Moreover, many programming languages like C# have official standards for code quality, as well as automatic systems for their testing. For instance, SonarQube for the .NET platform. I think it’s a wise decision to integrate them into the app development process.
Summing the answer up: the team imports the metrics from SonarQube (as an example), takes the official code quality standard, and synchronizes them in the working environment and in the developers’ brains. Everyone is happy.
What are the best ways to keep the C# developer’s skills sharp?
There are tons of different resources. I check out news and advertisements in Microsoft magazine — MSDN. It is free and sent by e-mail. Habr is another great website where you can discover new ways to solve issues and find certain cases about specific frameworks, tools, etc.
I like web development, so I study Blazor in my spare time. I’m also interested in server-side development, so I look for news resources in that field. Alternatively, I dive into creating multithreaded applications. This is a very complex topic, however, I prefer considering it a challenge.
Junior developers should have a list of topics they need to learn in order to upgrade their level. It’s better if such a list is given by the mentor. During this time, one understands what they like to do most. So, if turns out you don’t like to code desktop apps for Windows, do not continue that path and switch to a different one. Usually, senior developers have one main specialization where they constantly evolve and a couple of other skills just for experimenting.
Moreover, do not be afraid of negative feedback, like — hey, you have an error here and here in the code. It helps you polish your skills and become better at development.
What do you think about no-code technologies? Are they the future of development?
I think it’s a really cool technology, however, keep in mind that no-code is not as simple as it sounds. Such platforms are just an attempt to bring business process management to a new level where the knowledge of any programming language is not a must. Still, people should still be familiar with the coding field. They need to understand how to build schemes, blocks, algorithms, diagrams, etc. It requires IT skills.
In its current form, no-code eases the development process and saves up time and costs. But it can’t replace the programming itself. It’s more of a helping tool.
What advice would you give to newbie programmers?

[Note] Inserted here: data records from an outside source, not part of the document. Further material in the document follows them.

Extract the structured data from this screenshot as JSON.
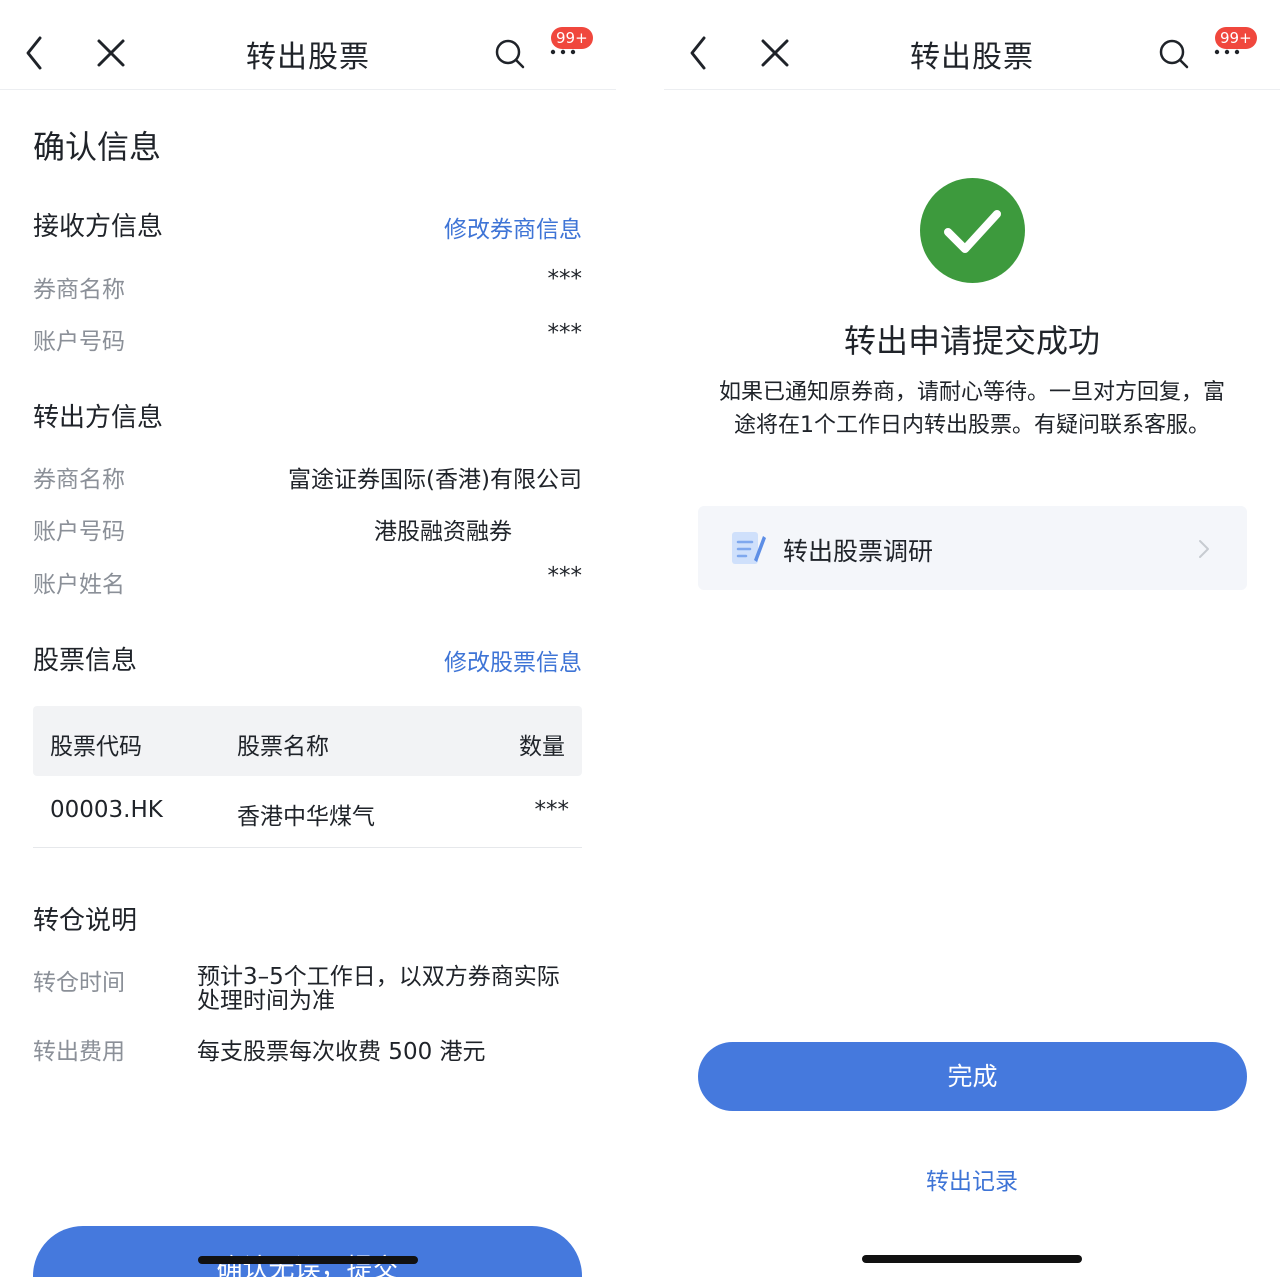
{
  "left": {
    "nav": {
      "title": "转出股票",
      "badge": "99+"
    },
    "heading": "确认信息",
    "receiver": {
      "title": "接收方信息",
      "edit_link": "修改券商信息",
      "broker_label": "券商名称",
      "broker_value": "***",
      "account_label": "账户号码",
      "account_value": "***"
    },
    "sender": {
      "title": "转出方信息",
      "broker_label": "券商名称",
      "broker_value": "富途证券国际(香港)有限公司",
      "account_label": "账户号码",
      "account_value": "港股融资融券",
      "name_label": "账户姓名",
      "name_value": "***"
    },
    "stock": {
      "title": "股票信息",
      "edit_link": "修改股票信息",
      "columns": {
        "code": "股票代码",
        "name": "股票名称",
        "qty": "数量"
      },
      "rows": [
        {
          "code": "00003.HK",
          "name": "香港中华煤气",
          "qty": "***"
        }
      ]
    },
    "notes": {
      "title": "转仓说明",
      "time_label": "转仓时间",
      "time_line1": "预计3–5个工作日，以双方券商实际",
      "time_line2": "处理时间为准",
      "fee_label": "转出费用",
      "fee_value": "每支股票每次收费 500 港元"
    },
    "submit_label": "确认无误，提交"
  },
  "right": {
    "nav": {
      "title": "转出股票",
      "badge": "99+"
    },
    "success_title": "转出申请提交成功",
    "success_line1": "如果已通知原券商，请耐心等待。一旦对方回复，富",
    "success_line2": "途将在1个工作日内转出股票。有疑问联系客服。",
    "survey_label": "转出股票调研",
    "done_label": "完成",
    "record_link": "转出记录"
  },
  "colors": {
    "accent": "#4579dd",
    "link": "#3e74d6",
    "success": "#3d9a3d",
    "badge": "#f0473d",
    "muted": "#8b9098"
  },
  "icons": [
    "back-icon",
    "close-icon",
    "search-icon",
    "more-icon",
    "check-icon",
    "document-icon",
    "chevron-right-icon"
  ]
}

If a person wants to be a .NET and C# developer, then I advise finding a good team and a complex project. This method boosts skills much better than any IT course. Try open-source projects or start your own to get experience in the early stages. Joining a devoted community also works: they will stimulate your studies and suggest solutions.
As for the team, it’s better to join a company with an established workflow, not a startup. This way, you will learn certain standards for writing code, ensuring its quality, etc. In startups, there is too much background noise, and high chances are you will get a mess in your head.
At the same time, if a junior developer has the possibility to join any team and get on-field experience, it’s a go-to option. For sure, not everyone finds a great company on the first try, but the more knowledge you gain, the better conditions you will find.
If you are looking for a trusted team who is experienced in developing applications with C# .NET, contact us. We will create a one-of-a-kind of app that corresponds to all the latest trends and demands.
Created by Fedor Varyukhin & Mary Moore